In reply to Mr. Amos Stauffer-- Gas Power for August, 1915 carries a GILE Tractor ad which states: 'The Gile tractor will draw 3, 14 inch plows. Power plant consists of a solid built 2 cyl. opposed type engine giving 20 Up. on the belt and 10 Hp. on the drawbar. Price, $600. Gile Engine and Tractor Company, Luddinglon, Michigan.'

Gas Power also carries a description of the Gile. It says, 'It is a 2 cylinder horizontal opposed type, with L head cylinders, cast solid and having a bore of 6' and stroke of 6?'. Cooling is by a radiator with forced circulation by gear pump. Crankshaft, drop forged steel, heat treated. All bearings ground to size. Connecting rods, drop forged carbon steel, double heat treated and of I beam sections. They are fitted with bronze backed babbitt lined rod shells of high grade bearing bronze. The connecting rod bolts, 4 in number are of chrome vanadium steel and heat treated. The cam shafts are drop forged, the cam being integral with the shaft and hardened throughout. There are two cam shafts placed at the end of the crank case thus permitting perfect timing and allowing a large space in the center of the motor for a hand hole plate. This gives easy access to the connecting rod bearings for inspection and adjustment.'

Hart-Parr and Stickney in field near Bakersfield, California, owned by Jim Everest of Weaverville, California. I've helped him haul home some of his 'finds' and have spent many enjoyable hours helping him work on them.

This is Kenneth C. Christopher on a tractor on the Brownell Farm, Pompey, New York. It is a 20-40 H.P. Chase tractor, 3 wheel, 30 inches wide each covering 90 inches. The tractor was made in 1912 or 1914 in Syracuse, New York. Mr. Christopher now lives in St. Petersburg, Florida.

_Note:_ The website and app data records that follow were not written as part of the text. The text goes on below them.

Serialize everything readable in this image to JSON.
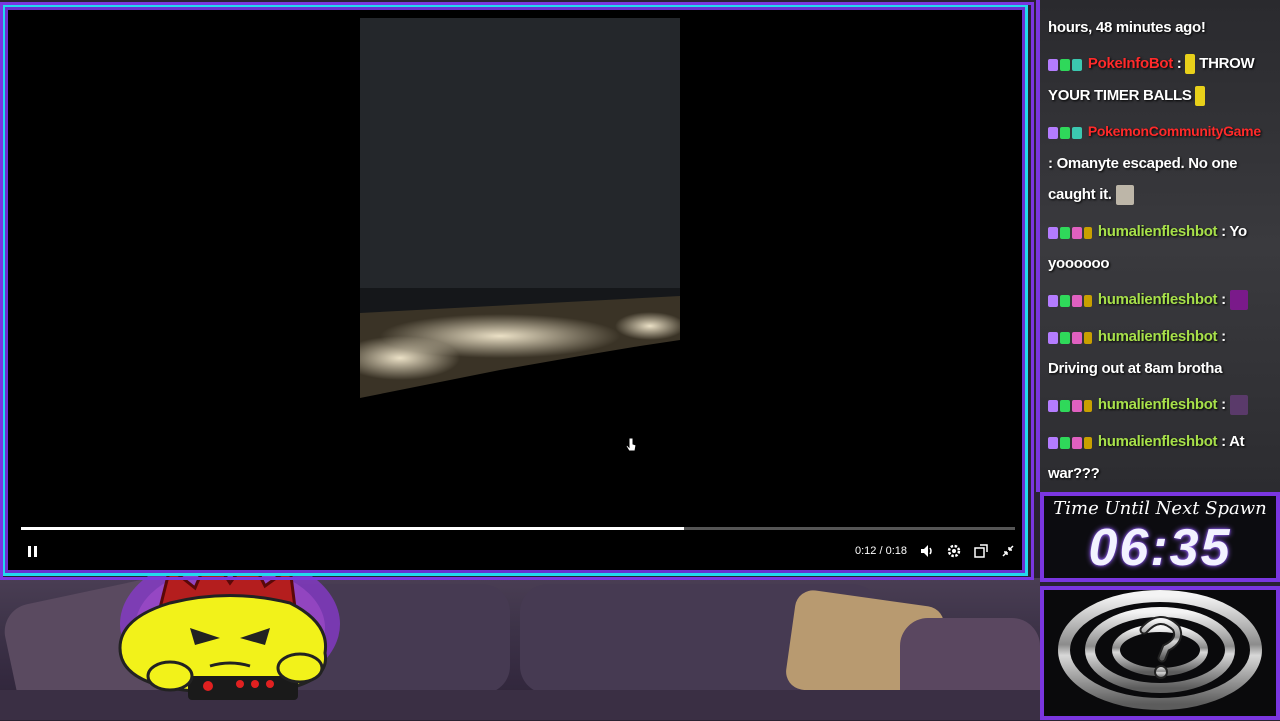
{
  "video": {
    "time_current": "0:12",
    "time_total": "0:18",
    "time_sep": " / ",
    "progress": 0.667,
    "pause_icon": "pause-icon",
    "volume_icon": "volume-icon",
    "settings_icon": "gear-icon",
    "popout_icon": "popout-icon",
    "minimize_icon": "exit-fullscreen-icon"
  },
  "chat": {
    "lines": [
      {
        "segments": [
          {
            "text": "hours, 48 minutes ago!"
          }
        ]
      },
      {
        "name": "PokeInfoBot",
        "sep": " : ",
        "text_a": " THROW",
        "cont": "YOUR TIMER BALLS"
      },
      {
        "name": "PokemonCommunityGame",
        "cont": ": Omanyte escaped. No one",
        "cont2": "caught it."
      },
      {
        "name": "humalienfleshbot",
        "sep": " : ",
        "text_a": "Yo",
        "cont": "yoooooo"
      },
      {
        "name": "humalienfleshbot",
        "sep": " : "
      },
      {
        "name": "humalienfleshbot",
        "sep": " : ",
        "cont": "Driving out at 8am brotha"
      },
      {
        "name": "humalienfleshbot",
        "sep": " : "
      },
      {
        "name": "humalienfleshbot",
        "sep": " : ",
        "text_a": "At",
        "cont": "war???"
      }
    ]
  },
  "timer": {
    "label": "Time Until Next Spawn",
    "value": "06:35"
  },
  "colors": {
    "frame_cyan": "#22d8ee",
    "frame_purple": "#7a36e0",
    "name_red": "#ff2a2a",
    "name_green": "#a7e04a"
  }
}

Pictured is a 'barb wire roller' that I made in 1935 when we lived a few miles east of Baxter, Iowa. It worked fine and was driven from a friction pulley held against the belt pulley by spring tension. The wire unrolled the same way out behind the tractor.

It was geared back with gears of a pump jack. As you see on top, two of the forks slide down making slack to remove the wire from the real. We were quite proud of the rig at that time. In the picture is our oldest son Philip, at that time 14 years old, now past 40 and living in California.

This article states that the G1LE Tractor was made by the GILE ENGINE & BOAT CO. of Luddington, Michigan. For whatever its worth, apparently the GILE had no other names or connections with other companies except that as mentioned it was sold by a LA CROSSE dealer and perhaps other dealers.

One last note--Vinegar will remove rust down to bare metal, clean enough to prepare for paint. It will NOT, of course, cut grease, oil or kerosene. Simply immerse parts to be cleaned and leave for a week or ten days. Some brushing may be necessary, but the parts will wash off good brushing them with the vinegar they were soaked in until they are rinsed clean. I haven't tried this on flaky rusted parts but it should work-okay if the worst is scraped and wire brushed first.

The finish of 1966 threshing bee at the county fair grounds at Minneapolis, Kansas, Case thresher. That's me at the extreme right.